  • Scott Lemieux at Lawyers, Guns and Money looks at the practice in Saskatchewan of sterilizing First Nations women against their consent.
  • Marginal Revolution suggests that farmers in Brazil might be getting a partly unfair treatment. (Partly.)
  • The Planetary Society Blog explains why C/2019 Q4 (Borisov) matters.
  • Window on Eurasia notes that, for the first time, immigrants from Turkmenistan in Belarus outnumber immigrants from Ukraine.

[URBAN NOTE] Five Montréal links: Royalmount, flooding, bike paths, schools, Piknic Electronik

  • The city of Montréal continues to oppose the controversial Royalmount project. Global News reports?
  • Will communities in the flood-prone West Island get protective dikes? CBC reports.
  • Are the bike paths of Montréal getting sufficient investment? CTV News reports.
  • French-language schools in booming north-end Montréal are facing overcrowding. CBC reports.
  • CultMTL takes a look at what is up this year for Piknik Electronik on Ile Sainte-Hélène.

[URBAN NOTE] Five city links: Montréal, New York City, Tijuana, Mexico City, Honolulu

  • CityLab notes that talk about the rent in Montréal being uniquely affordable is somewhat exaggerated.
  • CityLab notes that, in New York City, the growing numbers of electric bikes are posing a major problem for traffic planners.
  • Despite high levels of crime, tourism in Tijuana is thriving, VICE reports.
  • CityLab has a nice photo essay looking at a “market on wheels” in Mexico City.
  • Honolulu and wider Oahu are trying to regulate the construction of “monster homes” on the island, houses that occupy much too much of their lots and might not be a good response to the island’s housing crisis. CityLab reports.

[ISL] Five PEI links: Charlottetown airport, Aman Sedighi, PEI Cannabis Store, workers, wages (#pei)

  • Peter Rukavina argues that the ease with which Charlottetown’s airport can be reached by bus and by bike should be emphasized more.
  • CBC profiles Iranian immigrant Aman Sedighi, now a successful farm owner.
  • The PEI Cannabis Store is finishing up training its staff for its locations in Charlottetown, Montague, and Summerside, but O’Leary in the west of the Island lags. CBC reports.
  • The Guardian quotes multiple business owners on PEI saying that the temporary worker program needs to be fixed to deal with their worker shortages.
  • This editorial in The Guardian of Charlottetown makes the point that, with the lowest weekly earnings of any Canadian province, PEI needs to improve its wages if it is to avoid losing more people to out-migration.

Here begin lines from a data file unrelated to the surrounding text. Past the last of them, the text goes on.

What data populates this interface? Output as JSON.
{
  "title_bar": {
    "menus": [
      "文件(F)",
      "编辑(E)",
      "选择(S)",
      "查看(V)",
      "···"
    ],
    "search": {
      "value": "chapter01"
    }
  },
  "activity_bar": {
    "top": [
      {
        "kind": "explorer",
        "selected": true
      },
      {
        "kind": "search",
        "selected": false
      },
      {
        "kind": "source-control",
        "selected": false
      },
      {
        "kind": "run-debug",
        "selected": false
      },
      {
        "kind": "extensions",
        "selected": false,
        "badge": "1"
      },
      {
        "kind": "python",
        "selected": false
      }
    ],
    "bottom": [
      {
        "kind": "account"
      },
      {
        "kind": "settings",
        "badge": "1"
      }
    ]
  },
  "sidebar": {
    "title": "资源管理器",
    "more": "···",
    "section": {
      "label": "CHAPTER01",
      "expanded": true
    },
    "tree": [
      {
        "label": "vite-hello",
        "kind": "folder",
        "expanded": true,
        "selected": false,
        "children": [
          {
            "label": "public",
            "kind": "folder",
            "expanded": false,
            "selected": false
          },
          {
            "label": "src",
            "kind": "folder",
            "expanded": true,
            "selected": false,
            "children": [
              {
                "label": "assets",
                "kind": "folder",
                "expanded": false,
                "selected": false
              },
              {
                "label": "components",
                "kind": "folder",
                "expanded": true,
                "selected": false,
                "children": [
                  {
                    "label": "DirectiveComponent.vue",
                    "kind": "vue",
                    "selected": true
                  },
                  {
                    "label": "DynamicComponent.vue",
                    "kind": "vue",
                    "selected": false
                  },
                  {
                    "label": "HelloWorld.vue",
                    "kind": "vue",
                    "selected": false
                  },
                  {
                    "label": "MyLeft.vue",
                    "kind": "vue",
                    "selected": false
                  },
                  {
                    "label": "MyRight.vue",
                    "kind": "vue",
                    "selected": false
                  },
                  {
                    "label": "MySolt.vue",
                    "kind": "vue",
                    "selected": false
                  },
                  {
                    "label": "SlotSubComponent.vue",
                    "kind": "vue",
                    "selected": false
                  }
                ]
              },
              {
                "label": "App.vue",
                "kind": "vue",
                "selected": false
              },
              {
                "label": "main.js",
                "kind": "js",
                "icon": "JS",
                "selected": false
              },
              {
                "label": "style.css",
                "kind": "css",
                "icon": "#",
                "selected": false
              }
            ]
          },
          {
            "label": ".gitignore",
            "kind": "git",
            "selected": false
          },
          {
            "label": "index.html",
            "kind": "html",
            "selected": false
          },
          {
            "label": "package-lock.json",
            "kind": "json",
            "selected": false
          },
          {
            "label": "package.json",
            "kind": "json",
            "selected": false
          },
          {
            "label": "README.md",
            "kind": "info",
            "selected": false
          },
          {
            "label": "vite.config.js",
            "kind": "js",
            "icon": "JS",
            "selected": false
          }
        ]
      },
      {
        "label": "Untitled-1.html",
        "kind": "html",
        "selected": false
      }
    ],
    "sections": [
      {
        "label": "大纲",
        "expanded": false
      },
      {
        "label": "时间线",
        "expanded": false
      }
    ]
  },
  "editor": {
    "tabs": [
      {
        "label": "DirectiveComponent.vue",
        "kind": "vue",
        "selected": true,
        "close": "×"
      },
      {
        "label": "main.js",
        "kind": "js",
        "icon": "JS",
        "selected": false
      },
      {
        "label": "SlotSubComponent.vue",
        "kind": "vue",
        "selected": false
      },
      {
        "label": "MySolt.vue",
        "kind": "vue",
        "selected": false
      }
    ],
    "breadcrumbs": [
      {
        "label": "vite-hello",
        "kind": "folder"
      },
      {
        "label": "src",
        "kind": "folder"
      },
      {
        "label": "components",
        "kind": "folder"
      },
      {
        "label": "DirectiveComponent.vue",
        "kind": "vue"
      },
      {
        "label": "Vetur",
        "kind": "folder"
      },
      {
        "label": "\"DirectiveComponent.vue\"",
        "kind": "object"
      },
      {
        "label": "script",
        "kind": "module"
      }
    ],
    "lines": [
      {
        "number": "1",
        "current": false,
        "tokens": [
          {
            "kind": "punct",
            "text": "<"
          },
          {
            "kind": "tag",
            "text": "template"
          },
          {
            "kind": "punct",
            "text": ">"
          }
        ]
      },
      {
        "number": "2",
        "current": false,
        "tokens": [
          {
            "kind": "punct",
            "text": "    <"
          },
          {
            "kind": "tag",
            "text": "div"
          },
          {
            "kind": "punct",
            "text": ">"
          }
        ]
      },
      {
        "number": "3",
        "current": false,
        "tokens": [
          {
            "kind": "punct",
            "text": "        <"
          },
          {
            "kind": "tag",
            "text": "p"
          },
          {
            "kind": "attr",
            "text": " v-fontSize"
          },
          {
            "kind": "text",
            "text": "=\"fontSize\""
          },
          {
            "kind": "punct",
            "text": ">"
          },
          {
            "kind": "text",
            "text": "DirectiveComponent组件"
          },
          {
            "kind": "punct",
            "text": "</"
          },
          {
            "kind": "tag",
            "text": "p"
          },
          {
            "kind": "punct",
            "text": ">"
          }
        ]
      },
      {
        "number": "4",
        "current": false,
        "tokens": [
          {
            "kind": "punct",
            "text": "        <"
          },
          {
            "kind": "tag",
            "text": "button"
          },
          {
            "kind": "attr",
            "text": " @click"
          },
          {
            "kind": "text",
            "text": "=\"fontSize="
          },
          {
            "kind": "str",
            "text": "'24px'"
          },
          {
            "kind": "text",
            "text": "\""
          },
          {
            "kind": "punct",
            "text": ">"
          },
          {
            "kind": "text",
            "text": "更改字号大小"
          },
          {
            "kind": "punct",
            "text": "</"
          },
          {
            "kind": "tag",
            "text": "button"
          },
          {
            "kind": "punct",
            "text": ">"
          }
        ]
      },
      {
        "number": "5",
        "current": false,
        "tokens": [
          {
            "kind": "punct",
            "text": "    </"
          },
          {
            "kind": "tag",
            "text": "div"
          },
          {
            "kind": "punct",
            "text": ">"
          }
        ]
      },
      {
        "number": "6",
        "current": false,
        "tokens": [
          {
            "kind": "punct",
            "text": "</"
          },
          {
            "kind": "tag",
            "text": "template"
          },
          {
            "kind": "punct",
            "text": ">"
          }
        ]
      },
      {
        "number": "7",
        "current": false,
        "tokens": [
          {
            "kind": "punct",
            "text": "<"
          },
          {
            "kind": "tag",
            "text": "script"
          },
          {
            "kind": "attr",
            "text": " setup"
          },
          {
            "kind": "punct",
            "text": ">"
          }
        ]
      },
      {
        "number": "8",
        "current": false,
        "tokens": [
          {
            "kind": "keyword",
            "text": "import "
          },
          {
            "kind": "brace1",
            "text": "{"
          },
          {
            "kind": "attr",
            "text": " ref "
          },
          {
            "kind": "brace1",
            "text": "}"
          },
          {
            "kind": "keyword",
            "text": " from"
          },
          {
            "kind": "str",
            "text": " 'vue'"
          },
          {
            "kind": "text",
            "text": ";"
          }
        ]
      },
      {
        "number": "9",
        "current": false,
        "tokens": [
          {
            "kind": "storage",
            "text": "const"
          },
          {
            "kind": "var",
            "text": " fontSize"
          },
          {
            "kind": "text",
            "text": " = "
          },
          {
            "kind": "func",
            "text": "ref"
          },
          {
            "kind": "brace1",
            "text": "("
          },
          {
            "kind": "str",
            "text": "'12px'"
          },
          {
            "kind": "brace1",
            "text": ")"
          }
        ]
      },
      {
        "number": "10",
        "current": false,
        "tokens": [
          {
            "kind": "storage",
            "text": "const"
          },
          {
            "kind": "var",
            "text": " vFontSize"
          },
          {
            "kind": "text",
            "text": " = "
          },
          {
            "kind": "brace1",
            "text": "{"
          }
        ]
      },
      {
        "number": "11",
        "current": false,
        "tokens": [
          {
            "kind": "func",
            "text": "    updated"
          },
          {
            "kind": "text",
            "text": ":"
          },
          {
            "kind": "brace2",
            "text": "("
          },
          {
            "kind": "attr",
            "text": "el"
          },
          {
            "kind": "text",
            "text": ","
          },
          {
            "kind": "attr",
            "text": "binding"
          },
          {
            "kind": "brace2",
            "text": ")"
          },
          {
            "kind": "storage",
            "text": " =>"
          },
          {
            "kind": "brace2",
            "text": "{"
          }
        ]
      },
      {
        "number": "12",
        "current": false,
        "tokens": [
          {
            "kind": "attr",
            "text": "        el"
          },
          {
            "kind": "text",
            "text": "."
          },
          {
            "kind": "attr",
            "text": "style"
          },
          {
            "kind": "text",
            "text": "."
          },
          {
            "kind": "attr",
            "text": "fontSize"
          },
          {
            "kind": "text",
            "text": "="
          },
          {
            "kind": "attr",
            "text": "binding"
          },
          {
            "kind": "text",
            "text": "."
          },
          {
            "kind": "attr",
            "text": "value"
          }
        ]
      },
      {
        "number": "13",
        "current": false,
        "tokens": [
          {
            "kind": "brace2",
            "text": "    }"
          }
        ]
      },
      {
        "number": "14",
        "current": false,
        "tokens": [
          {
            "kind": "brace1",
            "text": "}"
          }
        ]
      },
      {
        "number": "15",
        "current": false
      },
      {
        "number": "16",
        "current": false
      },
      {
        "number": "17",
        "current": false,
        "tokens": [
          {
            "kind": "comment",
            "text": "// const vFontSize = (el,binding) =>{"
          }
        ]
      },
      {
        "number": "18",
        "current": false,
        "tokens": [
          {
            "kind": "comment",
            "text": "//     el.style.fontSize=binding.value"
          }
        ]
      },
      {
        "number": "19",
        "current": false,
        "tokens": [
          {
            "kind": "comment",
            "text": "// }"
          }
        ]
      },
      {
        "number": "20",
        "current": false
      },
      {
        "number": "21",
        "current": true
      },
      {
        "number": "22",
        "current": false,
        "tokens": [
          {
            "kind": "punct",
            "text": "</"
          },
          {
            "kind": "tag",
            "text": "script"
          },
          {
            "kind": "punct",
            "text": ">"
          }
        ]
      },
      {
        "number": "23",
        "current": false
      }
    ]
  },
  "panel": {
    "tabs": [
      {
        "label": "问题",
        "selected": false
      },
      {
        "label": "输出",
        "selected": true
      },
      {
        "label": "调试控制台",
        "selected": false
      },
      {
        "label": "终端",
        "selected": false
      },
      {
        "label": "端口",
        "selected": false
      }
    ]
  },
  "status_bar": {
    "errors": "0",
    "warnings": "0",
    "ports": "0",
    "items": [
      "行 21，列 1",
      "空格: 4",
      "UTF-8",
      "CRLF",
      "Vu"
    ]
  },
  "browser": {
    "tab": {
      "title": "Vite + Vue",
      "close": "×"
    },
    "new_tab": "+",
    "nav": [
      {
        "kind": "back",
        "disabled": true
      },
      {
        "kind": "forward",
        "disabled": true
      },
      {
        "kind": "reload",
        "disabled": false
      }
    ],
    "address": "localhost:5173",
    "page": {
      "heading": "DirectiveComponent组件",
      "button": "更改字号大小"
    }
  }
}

[URBAN NOTE] Five Toronto links: #letsgototheex, Yonge and Eglinton, rents, Toronto vs Ontario

  • Toronto Guardian recommends three activities that erstwhile CNE visitors can engage in to support the workers’ strike.
  • Urban Toronto highlights some of the new features being added to E Condos at Yonge and Eglinton as construction there finishes.
  • NOW Toronto notes the extension of bike share programs up to Yonge and Eglinton, further north from the downtown.
  • Nowhere in Toronto, May Warren reports at the Toronto Star, are rents particularly affordable, not even in the suburbs.
  • CBC Toronto reports that, according to the secret city solicitor’s report, there are only a limited number of ways Toronto can fight the Ontario government in court over the reduction in city council’s size, with little hope of an easy victory.

[URBAN NOTE] Five Toronto links: One Yonge, park budget, Berczy Park, cyclists, Soulpepper Theatre

  • Urban Toronto reports on the massive towers being planned for One Yonge Street.
  • The City of Toronto has massive shortfalls in its budget for park repairs. The city is unprepared for (as an example) a recurrence of 2017’s flooding. CBC reports.
  • If there is dead grass at Berczy Park, the dogs the park is dedicated to can be fairly blamed for this. The Toronto Star reports.
  • Rehana Mushtaq, writing at The Varsity, is right in arguing for a shift in the culture of transportation, for the benefit of cyclists.
  • Toronto’s Soulpepper Theatre, in the wake of allegations of inappropriate behaviour, is shaking up its training program. CBC reports.